WHAT THE TASK ASKS:
If a record holds a picture, drop the picture and repeat everything else word for word.
==== DATASET EXCERPTS ====
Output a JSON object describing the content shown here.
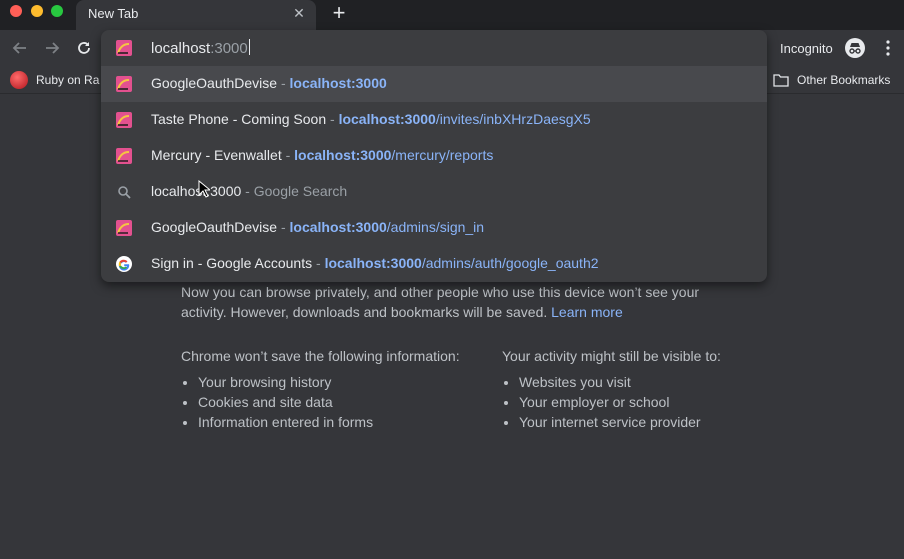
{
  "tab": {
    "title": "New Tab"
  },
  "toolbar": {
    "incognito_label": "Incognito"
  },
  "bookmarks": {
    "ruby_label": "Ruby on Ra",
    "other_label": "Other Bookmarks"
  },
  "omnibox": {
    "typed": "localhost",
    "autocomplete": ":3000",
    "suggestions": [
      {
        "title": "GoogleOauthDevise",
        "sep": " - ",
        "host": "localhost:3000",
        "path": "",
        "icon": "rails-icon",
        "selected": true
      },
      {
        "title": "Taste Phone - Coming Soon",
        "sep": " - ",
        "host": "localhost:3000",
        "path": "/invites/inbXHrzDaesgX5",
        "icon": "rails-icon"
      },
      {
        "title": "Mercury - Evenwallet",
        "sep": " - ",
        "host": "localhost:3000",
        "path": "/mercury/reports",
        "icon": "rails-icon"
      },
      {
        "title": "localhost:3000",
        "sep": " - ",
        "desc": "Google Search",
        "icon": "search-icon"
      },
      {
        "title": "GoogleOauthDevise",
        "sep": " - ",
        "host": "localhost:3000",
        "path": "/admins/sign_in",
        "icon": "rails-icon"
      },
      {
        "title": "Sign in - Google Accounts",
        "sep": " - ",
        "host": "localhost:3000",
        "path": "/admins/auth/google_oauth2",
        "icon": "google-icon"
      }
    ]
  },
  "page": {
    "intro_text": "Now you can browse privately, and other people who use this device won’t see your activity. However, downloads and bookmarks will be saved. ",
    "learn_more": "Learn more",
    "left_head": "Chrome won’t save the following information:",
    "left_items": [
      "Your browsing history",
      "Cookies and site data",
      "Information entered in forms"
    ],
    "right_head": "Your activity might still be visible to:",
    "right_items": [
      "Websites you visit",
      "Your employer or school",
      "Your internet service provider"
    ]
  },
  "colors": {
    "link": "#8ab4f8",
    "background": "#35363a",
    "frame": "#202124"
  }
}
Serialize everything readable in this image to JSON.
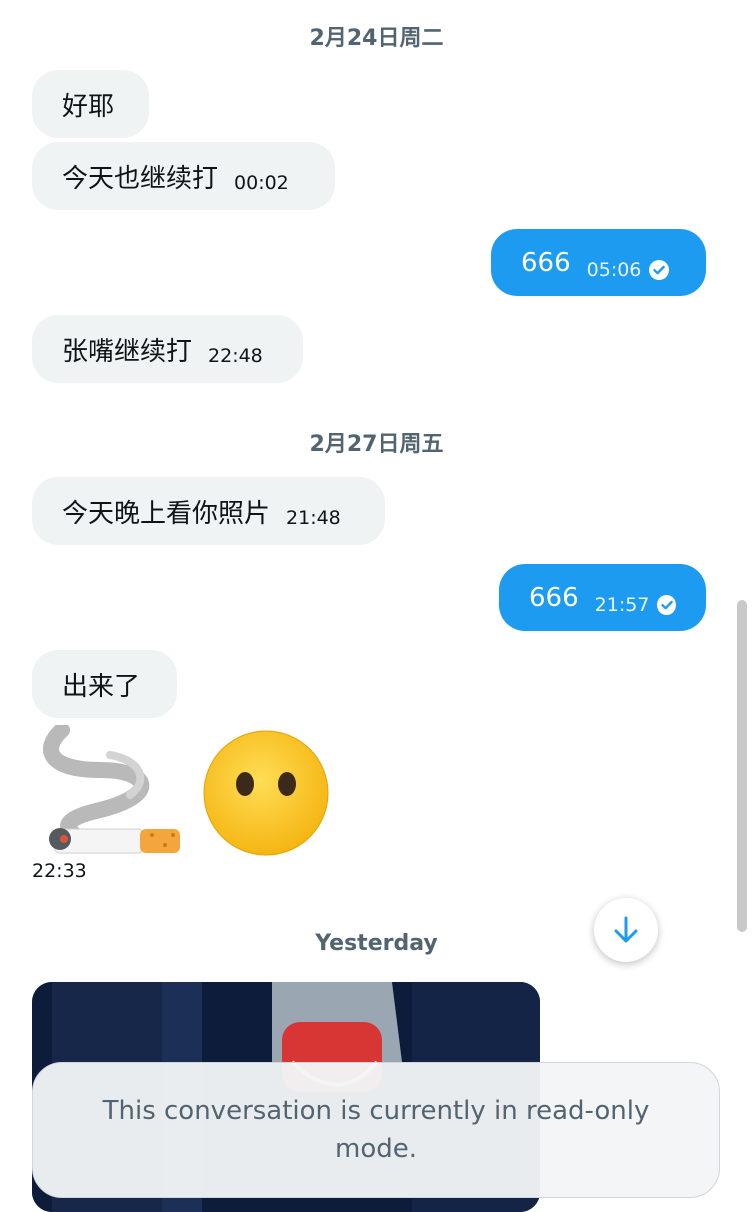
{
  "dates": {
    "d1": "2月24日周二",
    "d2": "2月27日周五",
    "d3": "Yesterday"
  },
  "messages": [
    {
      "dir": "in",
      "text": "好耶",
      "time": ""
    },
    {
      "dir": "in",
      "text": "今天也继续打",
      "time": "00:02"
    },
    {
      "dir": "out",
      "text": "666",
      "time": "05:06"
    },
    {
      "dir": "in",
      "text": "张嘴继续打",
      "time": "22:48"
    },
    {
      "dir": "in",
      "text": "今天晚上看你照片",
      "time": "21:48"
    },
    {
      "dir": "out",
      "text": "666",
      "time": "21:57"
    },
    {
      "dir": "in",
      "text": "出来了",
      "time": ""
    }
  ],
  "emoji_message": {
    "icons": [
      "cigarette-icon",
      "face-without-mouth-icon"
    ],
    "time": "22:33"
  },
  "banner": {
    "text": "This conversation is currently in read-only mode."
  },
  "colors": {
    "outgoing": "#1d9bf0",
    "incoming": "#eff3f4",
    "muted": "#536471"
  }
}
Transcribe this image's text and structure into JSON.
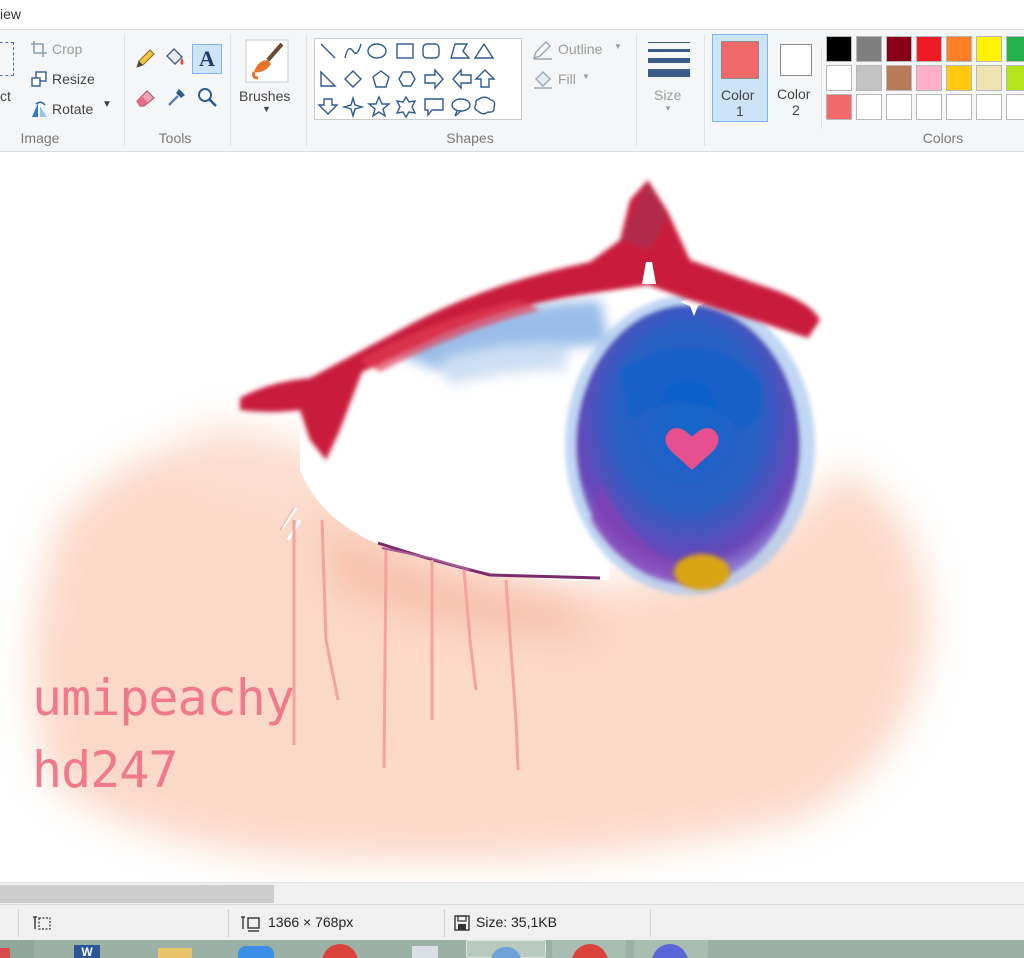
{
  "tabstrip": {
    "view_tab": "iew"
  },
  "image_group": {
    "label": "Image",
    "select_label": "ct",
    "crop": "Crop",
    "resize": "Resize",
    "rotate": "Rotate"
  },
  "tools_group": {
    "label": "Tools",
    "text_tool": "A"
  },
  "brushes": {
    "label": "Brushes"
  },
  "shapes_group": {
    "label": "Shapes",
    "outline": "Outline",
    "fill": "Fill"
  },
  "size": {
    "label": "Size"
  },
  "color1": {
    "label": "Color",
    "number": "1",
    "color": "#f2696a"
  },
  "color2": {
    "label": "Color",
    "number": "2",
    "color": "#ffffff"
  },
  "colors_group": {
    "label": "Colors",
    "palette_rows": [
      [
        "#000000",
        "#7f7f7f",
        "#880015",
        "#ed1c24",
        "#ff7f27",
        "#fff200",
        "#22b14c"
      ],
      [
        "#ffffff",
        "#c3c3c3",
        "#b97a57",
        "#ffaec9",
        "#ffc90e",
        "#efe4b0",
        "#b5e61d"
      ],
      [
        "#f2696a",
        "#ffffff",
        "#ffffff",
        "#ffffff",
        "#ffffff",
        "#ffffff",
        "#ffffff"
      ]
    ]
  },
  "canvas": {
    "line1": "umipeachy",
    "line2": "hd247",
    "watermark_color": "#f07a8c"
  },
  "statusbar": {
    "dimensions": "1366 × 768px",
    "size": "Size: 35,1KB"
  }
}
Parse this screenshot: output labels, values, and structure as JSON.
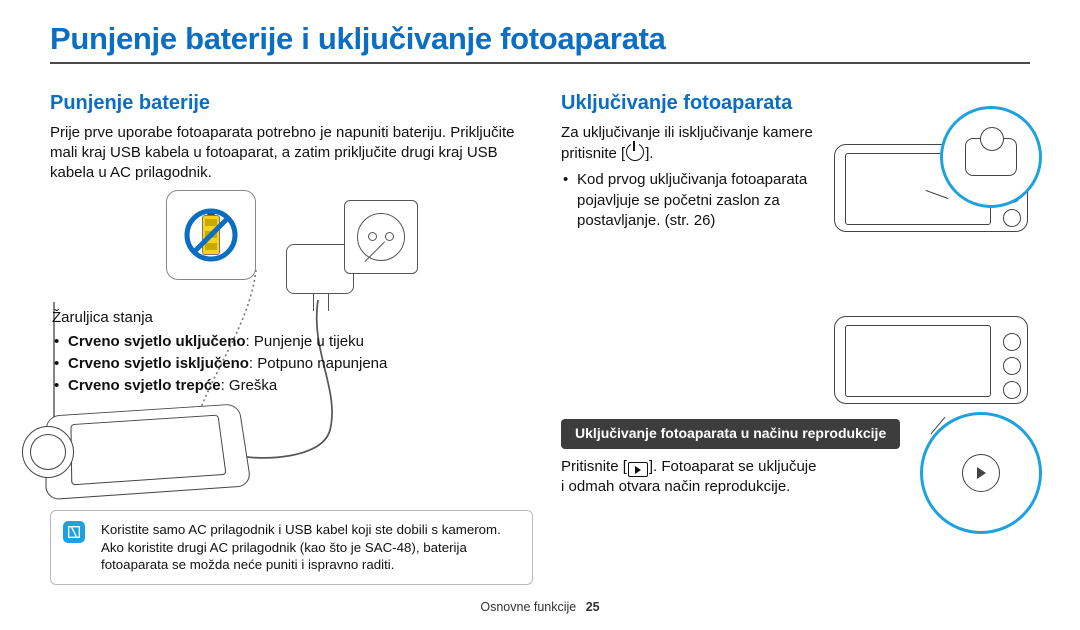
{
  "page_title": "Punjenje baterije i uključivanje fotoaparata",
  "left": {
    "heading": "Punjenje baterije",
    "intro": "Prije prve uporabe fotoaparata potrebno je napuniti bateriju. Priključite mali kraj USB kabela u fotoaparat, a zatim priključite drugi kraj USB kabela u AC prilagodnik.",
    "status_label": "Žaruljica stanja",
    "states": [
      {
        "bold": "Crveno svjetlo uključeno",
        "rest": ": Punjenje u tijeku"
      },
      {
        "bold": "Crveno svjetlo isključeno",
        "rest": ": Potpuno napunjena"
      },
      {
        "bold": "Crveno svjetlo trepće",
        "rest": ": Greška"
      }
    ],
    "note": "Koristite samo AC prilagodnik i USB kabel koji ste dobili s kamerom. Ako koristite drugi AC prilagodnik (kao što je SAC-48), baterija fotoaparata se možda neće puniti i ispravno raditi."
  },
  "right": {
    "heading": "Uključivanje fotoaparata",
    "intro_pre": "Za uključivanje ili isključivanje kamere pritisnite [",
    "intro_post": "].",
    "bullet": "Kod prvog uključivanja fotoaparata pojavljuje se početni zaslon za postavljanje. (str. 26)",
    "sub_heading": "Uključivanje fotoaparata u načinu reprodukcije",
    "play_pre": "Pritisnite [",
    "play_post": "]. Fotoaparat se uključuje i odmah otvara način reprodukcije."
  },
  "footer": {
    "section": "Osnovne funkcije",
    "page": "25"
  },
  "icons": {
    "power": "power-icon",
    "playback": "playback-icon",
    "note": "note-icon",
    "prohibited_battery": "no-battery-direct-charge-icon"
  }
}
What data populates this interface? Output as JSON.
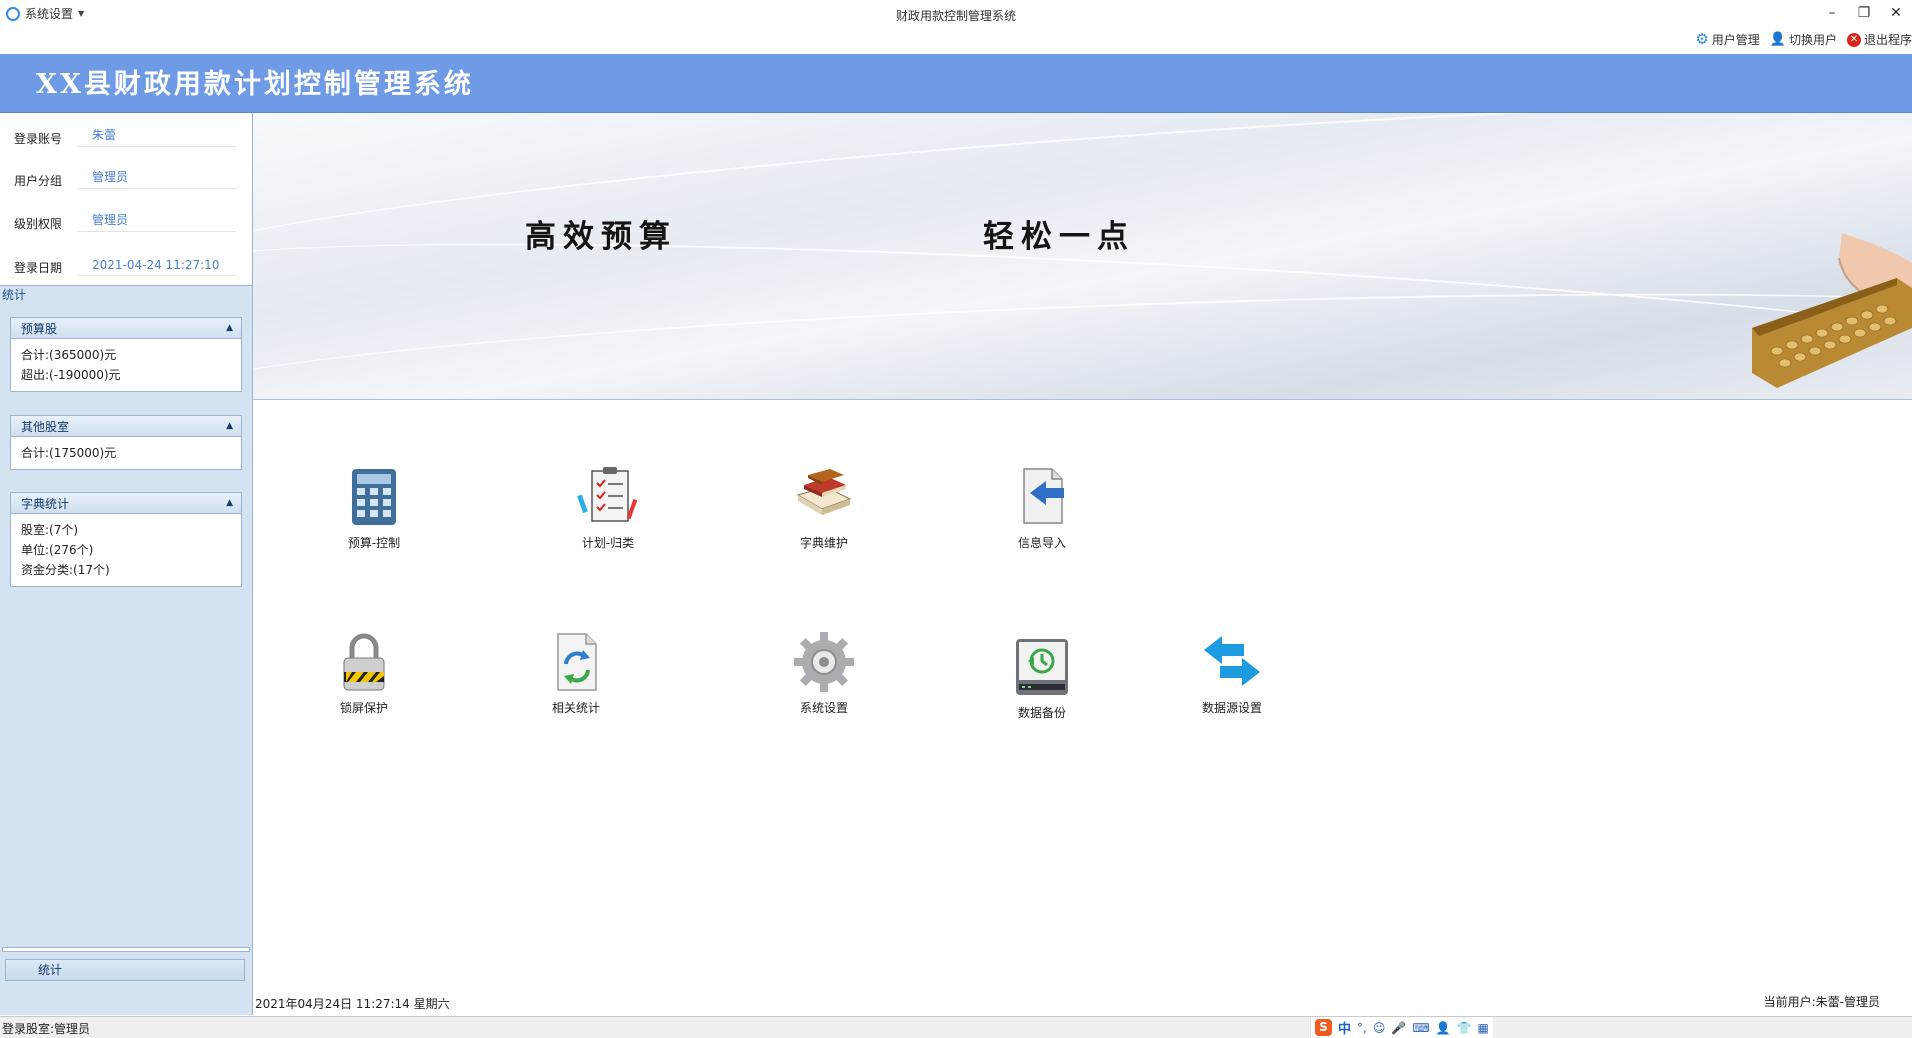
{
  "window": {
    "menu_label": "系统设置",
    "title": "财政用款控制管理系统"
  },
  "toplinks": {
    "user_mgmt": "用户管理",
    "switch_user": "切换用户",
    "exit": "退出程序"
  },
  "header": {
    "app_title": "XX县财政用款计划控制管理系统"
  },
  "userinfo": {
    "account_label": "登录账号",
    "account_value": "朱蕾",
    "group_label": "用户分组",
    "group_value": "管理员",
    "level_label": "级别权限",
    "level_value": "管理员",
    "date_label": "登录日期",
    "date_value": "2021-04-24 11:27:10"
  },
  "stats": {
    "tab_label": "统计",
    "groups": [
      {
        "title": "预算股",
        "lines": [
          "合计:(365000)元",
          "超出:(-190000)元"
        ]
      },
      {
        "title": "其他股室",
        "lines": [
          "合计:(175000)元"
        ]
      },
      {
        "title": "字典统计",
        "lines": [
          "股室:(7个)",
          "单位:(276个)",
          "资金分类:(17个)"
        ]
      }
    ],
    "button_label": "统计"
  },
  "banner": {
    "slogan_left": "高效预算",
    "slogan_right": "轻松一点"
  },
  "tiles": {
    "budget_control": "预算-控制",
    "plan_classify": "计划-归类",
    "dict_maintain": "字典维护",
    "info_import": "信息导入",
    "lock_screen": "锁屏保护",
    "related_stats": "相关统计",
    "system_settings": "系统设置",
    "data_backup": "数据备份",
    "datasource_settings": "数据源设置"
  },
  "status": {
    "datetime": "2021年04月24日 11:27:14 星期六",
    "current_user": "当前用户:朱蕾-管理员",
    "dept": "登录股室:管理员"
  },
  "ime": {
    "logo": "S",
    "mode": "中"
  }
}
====
TASK RESULT:
Output a JSON object describing the content shown here.
{
  "tab": {
    "title": "New Tab"
  },
  "toolbar": {
    "incognito_label": "Incognito"
  },
  "bookmarks": {
    "ruby_label": "Ruby on Ra",
    "other_label": "Other Bookmarks"
  },
  "omnibox": {
    "typed": "localhost",
    "autocomplete": ":3000",
    "suggestions": [
      {
        "title": "GoogleOauthDevise",
        "sep": " - ",
        "host": "localhost:3000",
        "path": "",
        "icon": "rails-icon",
        "selected": true
      },
      {
        "title": "Taste Phone - Coming Soon",
        "sep": " - ",
        "host": "localhost:3000",
        "path": "/invites/inbXHrzDaesgX5",
        "icon": "rails-icon"
      },
      {
        "title": "Mercury - Evenwallet",
        "sep": " - ",
        "host": "localhost:3000",
        "path": "/mercury/reports",
        "icon": "rails-icon"
      },
      {
        "title": "localhost:3000",
        "sep": " - ",
        "desc": "Google Search",
        "icon": "search-icon"
      },
      {
        "title": "GoogleOauthDevise",
        "sep": " - ",
        "host": "localhost:3000",
        "path": "/admins/sign_in",
        "icon": "rails-icon"
      },
      {
        "title": "Sign in - Google Accounts",
        "sep": " - ",
        "host": "localhost:3000",
        "path": "/admins/auth/google_oauth2",
        "icon": "google-icon"
      }
    ]
  },
  "page": {
    "intro_text": "Now you can browse privately, and other people who use this device won’t see your activity. However, downloads and bookmarks will be saved. ",
    "learn_more": "Learn more",
    "left_head": "Chrome won’t save the following information:",
    "left_items": [
      "Your browsing history",
      "Cookies and site data",
      "Information entered in forms"
    ],
    "right_head": "Your activity might still be visible to:",
    "right_items": [
      "Websites you visit",
      "Your employer or school",
      "Your internet service provider"
    ]
  },
  "colors": {
    "link": "#8ab4f8",
    "background": "#35363a",
    "frame": "#202124"
  }
}
Serialize everything readable in this image to JSON.
{
  "dates": {
    "d1": "2月24日周二",
    "d2": "2月27日周五",
    "d3": "Yesterday"
  },
  "messages": [
    {
      "dir": "in",
      "text": "好耶",
      "time": ""
    },
    {
      "dir": "in",
      "text": "今天也继续打",
      "time": "00:02"
    },
    {
      "dir": "out",
      "text": "666",
      "time": "05:06"
    },
    {
      "dir": "in",
      "text": "张嘴继续打",
      "time": "22:48"
    },
    {
      "dir": "in",
      "text": "今天晚上看你照片",
      "time": "21:48"
    },
    {
      "dir": "out",
      "text": "666",
      "time": "21:57"
    },
    {
      "dir": "in",
      "text": "出来了",
      "time": ""
    }
  ],
  "emoji_message": {
    "icons": [
      "cigarette-icon",
      "face-without-mouth-icon"
    ],
    "time": "22:33"
  },
  "banner": {
    "text": "This conversation is currently in read-only mode."
  },
  "colors": {
    "outgoing": "#1d9bf0",
    "incoming": "#eff3f4",
    "muted": "#536471"
  }
}
Transcribe this image's text and structure into JSON.
{
  "tabstrip": {
    "view_tab": "iew"
  },
  "image_group": {
    "label": "Image",
    "select_label": "ct",
    "crop": "Crop",
    "resize": "Resize",
    "rotate": "Rotate"
  },
  "tools_group": {
    "label": "Tools",
    "text_tool": "A"
  },
  "brushes": {
    "label": "Brushes"
  },
  "shapes_group": {
    "label": "Shapes",
    "outline": "Outline",
    "fill": "Fill"
  },
  "size": {
    "label": "Size"
  },
  "color1": {
    "label": "Color",
    "number": "1",
    "color": "#f2696a"
  },
  "color2": {
    "label": "Color",
    "number": "2",
    "color": "#ffffff"
  },
  "colors_group": {
    "label": "Colors",
    "palette_rows": [
      [
        "#000000",
        "#7f7f7f",
        "#880015",
        "#ed1c24",
        "#ff7f27",
        "#fff200",
        "#22b14c"
      ],
      [
        "#ffffff",
        "#c3c3c3",
        "#b97a57",
        "#ffaec9",
        "#ffc90e",
        "#efe4b0",
        "#b5e61d"
      ],
      [
        "#f2696a",
        "#ffffff",
        "#ffffff",
        "#ffffff",
        "#ffffff",
        "#ffffff",
        "#ffffff"
      ]
    ]
  },
  "canvas": {
    "line1": "umipeachy",
    "line2": "hd247",
    "watermark_color": "#f07a8c"
  },
  "statusbar": {
    "dimensions": "1366 × 768px",
    "size": "Size: 35,1KB"
  }
}
Parse this screenshot: output labels, values, and structure as JSON.
{
  "page_title": "Punjenje baterije i uključivanje fotoaparata",
  "left": {
    "heading": "Punjenje baterije",
    "intro": "Prije prve uporabe fotoaparata potrebno je napuniti bateriju. Priključite mali kraj USB kabela u fotoaparat, a zatim priključite drugi kraj USB kabela u AC prilagodnik.",
    "status_label": "Žaruljica stanja",
    "states": [
      {
        "bold": "Crveno svjetlo uključeno",
        "rest": ": Punjenje u tijeku"
      },
      {
        "bold": "Crveno svjetlo isključeno",
        "rest": ": Potpuno napunjena"
      },
      {
        "bold": "Crveno svjetlo trepće",
        "rest": ": Greška"
      }
    ],
    "note": "Koristite samo AC prilagodnik i USB kabel koji ste dobili s kamerom. Ako koristite drugi AC prilagodnik (kao što je SAC-48), baterija fotoaparata se možda neće puniti i ispravno raditi."
  },
  "right": {
    "heading": "Uključivanje fotoaparata",
    "intro_pre": "Za uključivanje ili isključivanje kamere pritisnite [",
    "intro_post": "].",
    "bullet": "Kod prvog uključivanja fotoaparata pojavljuje se početni zaslon za postavljanje. (str. 26)",
    "sub_heading": "Uključivanje fotoaparata u načinu reprodukcije",
    "play_pre": "Pritisnite [",
    "play_post": "]. Fotoaparat se uključuje i odmah otvara način reprodukcije."
  },
  "footer": {
    "section": "Osnovne funkcije",
    "page": "25"
  },
  "icons": {
    "power": "power-icon",
    "playback": "playback-icon",
    "note": "note-icon",
    "prohibited_battery": "no-battery-direct-charge-icon"
  }
}
What data populates this interface? Output as JSON.
{
  "window": {
    "menu_label": "系统设置",
    "title": "财政用款控制管理系统"
  },
  "toplinks": {
    "user_mgmt": "用户管理",
    "switch_user": "切换用户",
    "exit": "退出程序"
  },
  "header": {
    "app_title": "XX县财政用款计划控制管理系统"
  },
  "userinfo": {
    "account_label": "登录账号",
    "account_value": "朱蕾",
    "group_label": "用户分组",
    "group_value": "管理员",
    "level_label": "级别权限",
    "level_value": "管理员",
    "date_label": "登录日期",
    "date_value": "2021-04-24 11:27:10"
  },
  "stats": {
    "tab_label": "统计",
    "groups": [
      {
        "title": "预算股",
        "lines": [
          "合计:(365000)元",
          "超出:(-190000)元"
        ]
      },
      {
        "title": "其他股室",
        "lines": [
          "合计:(175000)元"
        ]
      },
      {
        "title": "字典统计",
        "lines": [
          "股室:(7个)",
          "单位:(276个)",
          "资金分类:(17个)"
        ]
      }
    ],
    "button_label": "统计"
  },
  "banner": {
    "slogan_left": "高效预算",
    "slogan_right": "轻松一点"
  },
  "tiles": {
    "budget_control": "预算-控制",
    "plan_classify": "计划-归类",
    "dict_maintain": "字典维护",
    "info_import": "信息导入",
    "lock_screen": "锁屏保护",
    "related_stats": "相关统计",
    "system_settings": "系统设置",
    "data_backup": "数据备份",
    "datasource_settings": "数据源设置"
  },
  "status": {
    "datetime": "2021年04月24日 11:27:14 星期六",
    "current_user": "当前用户:朱蕾-管理员",
    "dept": "登录股室:管理员"
  },
  "ime": {
    "logo": "S",
    "mode": "中"
  }
}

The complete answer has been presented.